This talk of ships brings us to the design screen. DWU had a somewhat abstracted ship design process. DW2 replaces that with a 3D hull and hardpoint-based system. Each hull has predefined bays, including weapon mounts that also define the field of fire. You can still choose the equipment you want, but the parameters look more restrictive. On the plus side, this leaves room for more differentiation between hulls and factions. If anything’s contentious among fans, I suspect it will be this, but it certainly appears to be easier to work with, and adds a little more to the sense of drama already offered by the shift to 3D graphics. Planets are no longer icons only a few sizes larger than a ship, but big ol’ orbs, which “does affect the tactics too, because you can’t cover the planet with just one spaceport anymore. You usually need a defensive fleet, or several orbital bases to fully cover it from attack.”

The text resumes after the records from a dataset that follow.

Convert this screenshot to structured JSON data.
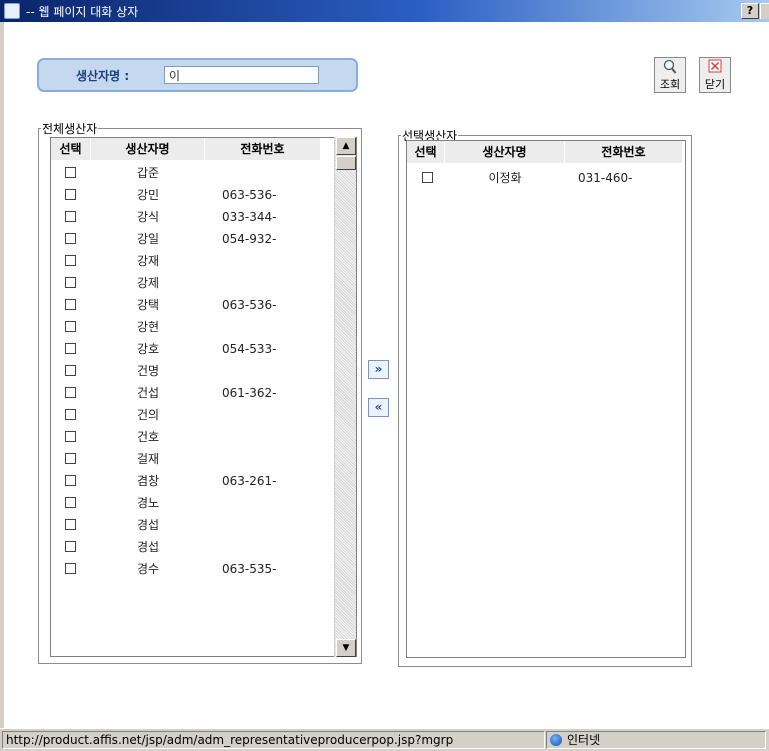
{
  "window": {
    "title": "-- 웹 페이지 대화 상자",
    "help_label": "?"
  },
  "search": {
    "label": "생산자명 :",
    "value": "이"
  },
  "toolbar": {
    "search_label": "조회",
    "search_icon": "magnifier-icon",
    "close_label": "닫기",
    "close_icon": "close-x-icon"
  },
  "all_producers": {
    "legend": "전체생산자",
    "headers": {
      "select": "선택",
      "name": "생산자명",
      "phone": "전화번호"
    },
    "rows": [
      {
        "name": "갑준",
        "phone": ""
      },
      {
        "name": "강민",
        "phone": "063-536-"
      },
      {
        "name": "강식",
        "phone": "033-344-"
      },
      {
        "name": "강일",
        "phone": "054-932-"
      },
      {
        "name": "강재",
        "phone": ""
      },
      {
        "name": "강제",
        "phone": ""
      },
      {
        "name": "강택",
        "phone": "063-536-"
      },
      {
        "name": "강현",
        "phone": ""
      },
      {
        "name": "강호",
        "phone": "054-533-"
      },
      {
        "name": "건명",
        "phone": ""
      },
      {
        "name": "건섭",
        "phone": "061-362-"
      },
      {
        "name": "건의",
        "phone": ""
      },
      {
        "name": "건호",
        "phone": ""
      },
      {
        "name": "걸재",
        "phone": ""
      },
      {
        "name": "겸창",
        "phone": "063-261-"
      },
      {
        "name": "경노",
        "phone": ""
      },
      {
        "name": "경섭",
        "phone": ""
      },
      {
        "name": "경섭",
        "phone": ""
      },
      {
        "name": "경수",
        "phone": "063-535-"
      }
    ]
  },
  "move_buttons": {
    "add": "»",
    "remove": "«"
  },
  "selected_producers": {
    "legend": "선택생산자",
    "headers": {
      "select": "선택",
      "name": "생산자명",
      "phone": "전화번호"
    },
    "rows": [
      {
        "name": "이정화",
        "phone": "031-460-"
      }
    ]
  },
  "statusbar": {
    "url": "http://product.affis.net/jsp/adm/adm_representativeproducerpop.jsp?mgrp",
    "zone": "인터넷"
  }
}
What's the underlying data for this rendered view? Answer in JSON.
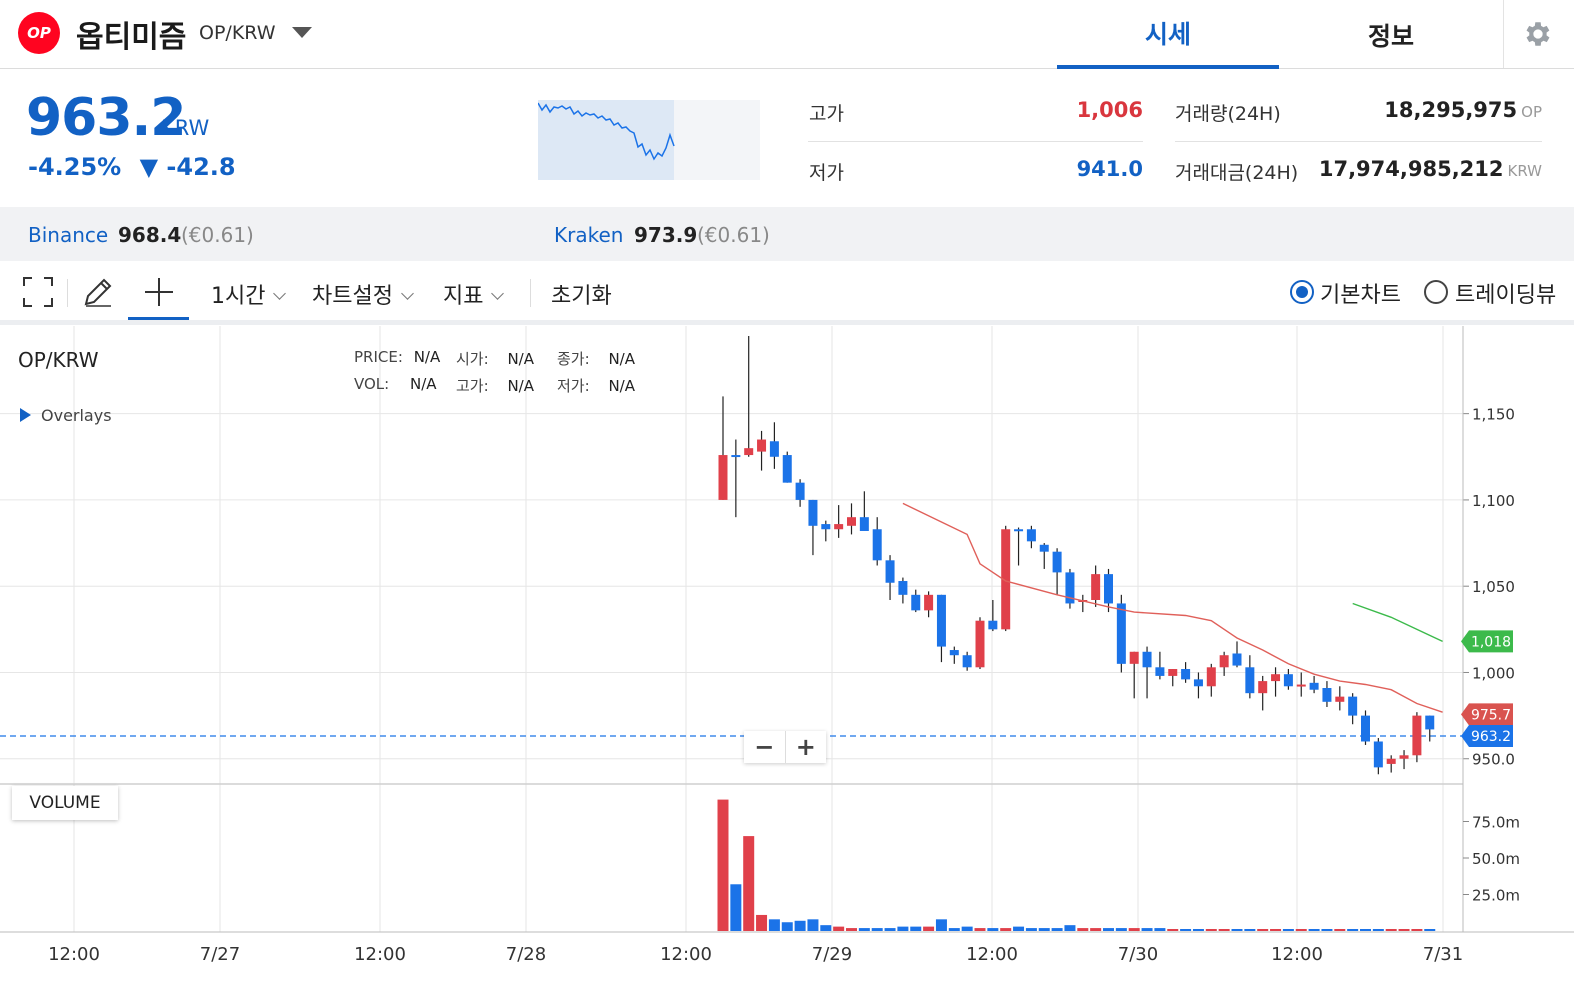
{
  "header": {
    "logo_text": "OP",
    "coin_name": "옵티미즘",
    "pair": "OP/KRW",
    "tabs": [
      "시세",
      "정보"
    ],
    "active_tab": "시세"
  },
  "ticker": {
    "price": "963.2",
    "unit": "KRW",
    "change_percent": "-4.25%",
    "change_amount": "▼ -42.8",
    "high_label": "고가",
    "high_value": "1,006",
    "low_label": "저가",
    "low_value": "941.0",
    "volume_label": "거래량(24H)",
    "volume_value": "18,295,975",
    "volume_unit": "OP",
    "amount_label": "거래대금(24H)",
    "amount_value": "17,974,985,212",
    "amount_unit": "KRW"
  },
  "exchanges": [
    {
      "name": "Binance",
      "price": "968.4",
      "sub": "(€0.61)"
    },
    {
      "name": "Kraken",
      "price": "973.9",
      "sub": "(€0.61)"
    }
  ],
  "toolbar": {
    "interval": "1시간",
    "chart_settings": "차트설정",
    "indicators": "지표",
    "reset": "초기화",
    "radio_basic": "기본차트",
    "radio_tradingview": "트레이딩뷰",
    "selected_radio": "기본차트"
  },
  "chart": {
    "title": "OP/KRW",
    "legend": {
      "price_label": "PRICE:",
      "price_value": "N/A",
      "open_label": "시가:",
      "open_value": "N/A",
      "close_label": "종가:",
      "close_value": "N/A",
      "vol_label": "VOL:",
      "vol_value": "N/A",
      "high_label": "고가:",
      "high_value": "N/A",
      "low_label": "저가:",
      "low_value": "N/A"
    },
    "overlays_label": "Overlays",
    "volume_label": "VOLUME",
    "zoom_out": "−",
    "zoom_in": "+",
    "colors": {
      "up": "#e0404a",
      "down": "#1b73e8",
      "ma_short": "#e0605a",
      "ma_long": "#3cba4b",
      "current": "#1b73e8"
    }
  },
  "chart_data": {
    "type": "candlestick",
    "title": "OP/KRW",
    "x_tick_labels": [
      "12:00",
      "7/27",
      "12:00",
      "7/28",
      "12:00",
      "7/29",
      "12:00",
      "7/30",
      "12:00",
      "7/31"
    ],
    "y_tick_labels": [
      "1,150",
      "1,100",
      "1,050",
      "1,000",
      "950.0"
    ],
    "ylim": [
      940,
      1195
    ],
    "volume_tick_labels": [
      "75.0m",
      "50.0m",
      "25.0m"
    ],
    "price_badges": [
      {
        "label": "1,018",
        "value": 1018,
        "color": "#3cba4b"
      },
      {
        "label": "975.7",
        "value": 975.7,
        "color": "#d9534f"
      },
      {
        "label": "963.2",
        "value": 963.2,
        "color": "#1b73e8"
      }
    ],
    "candles": [
      {
        "o": 1100,
        "h": 1160,
        "l": 1100,
        "c": 1126,
        "v": 90
      },
      {
        "o": 1126,
        "h": 1135,
        "l": 1090,
        "c": 1125,
        "v": 32
      },
      {
        "o": 1126,
        "h": 1195,
        "l": 1125,
        "c": 1130,
        "v": 65
      },
      {
        "o": 1128,
        "h": 1140,
        "l": 1117,
        "c": 1135,
        "v": 11
      },
      {
        "o": 1134,
        "h": 1145,
        "l": 1118,
        "c": 1125,
        "v": 8
      },
      {
        "o": 1126,
        "h": 1128,
        "l": 1110,
        "c": 1110,
        "v": 6
      },
      {
        "o": 1110,
        "h": 1112,
        "l": 1096,
        "c": 1100,
        "v": 7
      },
      {
        "o": 1100,
        "h": 1100,
        "l": 1068,
        "c": 1085,
        "v": 8
      },
      {
        "o": 1086,
        "h": 1088,
        "l": 1076,
        "c": 1083,
        "v": 4
      },
      {
        "o": 1083,
        "h": 1097,
        "l": 1078,
        "c": 1086,
        "v": 3
      },
      {
        "o": 1085,
        "h": 1098,
        "l": 1080,
        "c": 1090,
        "v": 2
      },
      {
        "o": 1090,
        "h": 1105,
        "l": 1083,
        "c": 1082,
        "v": 2
      },
      {
        "o": 1083,
        "h": 1090,
        "l": 1062,
        "c": 1065,
        "v": 2
      },
      {
        "o": 1065,
        "h": 1068,
        "l": 1042,
        "c": 1052,
        "v": 2
      },
      {
        "o": 1053,
        "h": 1055,
        "l": 1040,
        "c": 1045,
        "v": 3
      },
      {
        "o": 1045,
        "h": 1048,
        "l": 1035,
        "c": 1036,
        "v": 3
      },
      {
        "o": 1036,
        "h": 1047,
        "l": 1032,
        "c": 1045,
        "v": 3
      },
      {
        "o": 1045,
        "h": 1045,
        "l": 1006,
        "c": 1015,
        "v": 8
      },
      {
        "o": 1013,
        "h": 1015,
        "l": 1005,
        "c": 1010,
        "v": 2
      },
      {
        "o": 1010,
        "h": 1012,
        "l": 1001,
        "c": 1003,
        "v": 3
      },
      {
        "o": 1003,
        "h": 1032,
        "l": 1002,
        "c": 1030,
        "v": 2
      },
      {
        "o": 1030,
        "h": 1042,
        "l": 1024,
        "c": 1025,
        "v": 2
      },
      {
        "o": 1025,
        "h": 1085,
        "l": 1024,
        "c": 1083,
        "v": 2
      },
      {
        "o": 1083,
        "h": 1084,
        "l": 1062,
        "c": 1082,
        "v": 3
      },
      {
        "o": 1083,
        "h": 1085,
        "l": 1072,
        "c": 1076,
        "v": 2
      },
      {
        "o": 1074,
        "h": 1075,
        "l": 1060,
        "c": 1070,
        "v": 2
      },
      {
        "o": 1070,
        "h": 1072,
        "l": 1045,
        "c": 1058,
        "v": 2
      },
      {
        "o": 1058,
        "h": 1060,
        "l": 1037,
        "c": 1040,
        "v": 4
      },
      {
        "o": 1041,
        "h": 1045,
        "l": 1035,
        "c": 1042,
        "v": 2
      },
      {
        "o": 1042,
        "h": 1062,
        "l": 1038,
        "c": 1057,
        "v": 2
      },
      {
        "o": 1057,
        "h": 1060,
        "l": 1035,
        "c": 1040,
        "v": 2
      },
      {
        "o": 1040,
        "h": 1045,
        "l": 1000,
        "c": 1005,
        "v": 2
      },
      {
        "o": 1005,
        "h": 1012,
        "l": 985,
        "c": 1012,
        "v": 2
      },
      {
        "o": 1012,
        "h": 1015,
        "l": 985,
        "c": 1003,
        "v": 2
      },
      {
        "o": 1003,
        "h": 1012,
        "l": 996,
        "c": 998,
        "v": 2
      },
      {
        "o": 998,
        "h": 1002,
        "l": 992,
        "c": 1002,
        "v": 1
      },
      {
        "o": 1002,
        "h": 1006,
        "l": 994,
        "c": 996,
        "v": 1
      },
      {
        "o": 996,
        "h": 1000,
        "l": 985,
        "c": 992,
        "v": 1
      },
      {
        "o": 992,
        "h": 1005,
        "l": 986,
        "c": 1003,
        "v": 1
      },
      {
        "o": 1003,
        "h": 1012,
        "l": 998,
        "c": 1010,
        "v": 1
      },
      {
        "o": 1011,
        "h": 1018,
        "l": 1003,
        "c": 1004,
        "v": 1
      },
      {
        "o": 1003,
        "h": 1010,
        "l": 985,
        "c": 988,
        "v": 1
      },
      {
        "o": 988,
        "h": 998,
        "l": 978,
        "c": 995,
        "v": 1
      },
      {
        "o": 995,
        "h": 1003,
        "l": 986,
        "c": 999,
        "v": 1
      },
      {
        "o": 999,
        "h": 1002,
        "l": 990,
        "c": 992,
        "v": 1
      },
      {
        "o": 992,
        "h": 1000,
        "l": 986,
        "c": 993,
        "v": 1
      },
      {
        "o": 994,
        "h": 998,
        "l": 988,
        "c": 990,
        "v": 1
      },
      {
        "o": 991,
        "h": 995,
        "l": 980,
        "c": 983,
        "v": 1
      },
      {
        "o": 983,
        "h": 992,
        "l": 978,
        "c": 986,
        "v": 1
      },
      {
        "o": 986,
        "h": 988,
        "l": 970,
        "c": 975,
        "v": 1
      },
      {
        "o": 975,
        "h": 978,
        "l": 958,
        "c": 960,
        "v": 1
      },
      {
        "o": 960,
        "h": 962,
        "l": 941,
        "c": 945,
        "v": 1
      },
      {
        "o": 947,
        "h": 952,
        "l": 942,
        "c": 950,
        "v": 1
      },
      {
        "o": 950,
        "h": 955,
        "l": 944,
        "c": 952,
        "v": 1
      },
      {
        "o": 952,
        "h": 977,
        "l": 948,
        "c": 975,
        "v": 1
      },
      {
        "o": 975,
        "h": 975,
        "l": 960,
        "c": 967,
        "v": 1
      }
    ],
    "ma_short": [
      [
        14,
        1098
      ],
      [
        19,
        1080
      ],
      [
        20,
        1063
      ],
      [
        22,
        1053
      ],
      [
        26,
        1045
      ],
      [
        30,
        1038
      ],
      [
        32,
        1035
      ],
      [
        36,
        1033
      ],
      [
        38,
        1030
      ],
      [
        40,
        1020
      ],
      [
        42,
        1013
      ],
      [
        44,
        1005
      ],
      [
        46,
        999
      ],
      [
        48,
        995
      ],
      [
        50,
        993
      ],
      [
        52,
        990
      ],
      [
        54,
        982
      ],
      [
        56,
        977
      ]
    ],
    "ma_long": [
      [
        49,
        1040
      ],
      [
        52,
        1032
      ],
      [
        56,
        1018
      ]
    ]
  }
}
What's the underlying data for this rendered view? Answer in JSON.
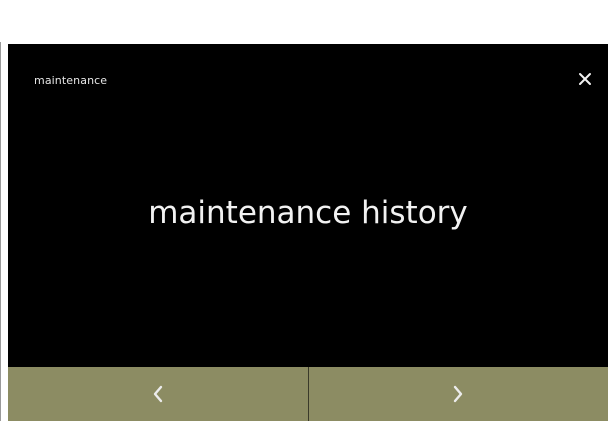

Sensor stations will help with this, as should the new “dangerous locations” menu, which records threats like space monsters and pirates, plus when you last scouted the area. This should hopefully keep scouts and builders out of trouble, and give you a better picture of how the galaxy is shaping up at a glance. There’s plenty of war to be mongered too, of course. As of last week, Code Force have another layer of detail to add to fleet automation, but in keeping with the other departments, the gist appears to be that there are more AI routines for different types of attack, and they intend to add levels of delegated management between full control and full auto as they have elsewhere.
DWU’s three research trees are now merged into one (you can still spread research over three items at a time if you prefer), but you’re now blind to undiscovered technologies. There’s a lot more than what the player sees, Rutkins says, so how the research tree connects each time can be different. It’s not the classic 4X one school research system either; I sneakily counted ten sub-fields on screen like shields, engine, and industrial research. Each research facility apparently specialises somewhat, as do recruited scientists. We didn’t get time to get into the character system, but I caught a glimpse of a scientist adding to a research rate, and an ambassador directly improving a diplomatic relationship.
More information rapidly becomes an ever-increasing list of small details. I get a strong impression that Rutkins (and co-designer and developer Elliot Gibbs, who wasn’t present but their work certainly was) has attacked a great many of the little problems Distant Worlds had, and tied the solutions all together with the kind of thankless interface and data management structures that can dramatically multiply their effect. Of course, I can’t tell for sure how successful they’ve been without playing, but when I compare how smooth it’s looking with how clumsy and laborious an equivalent demo of the original would have been, I’m finding it hard to be cynical.
Distant Worlds 2 is currently due out on March 10th. We’ll have more impressions and thoughts as soon as we can get anything more substantial.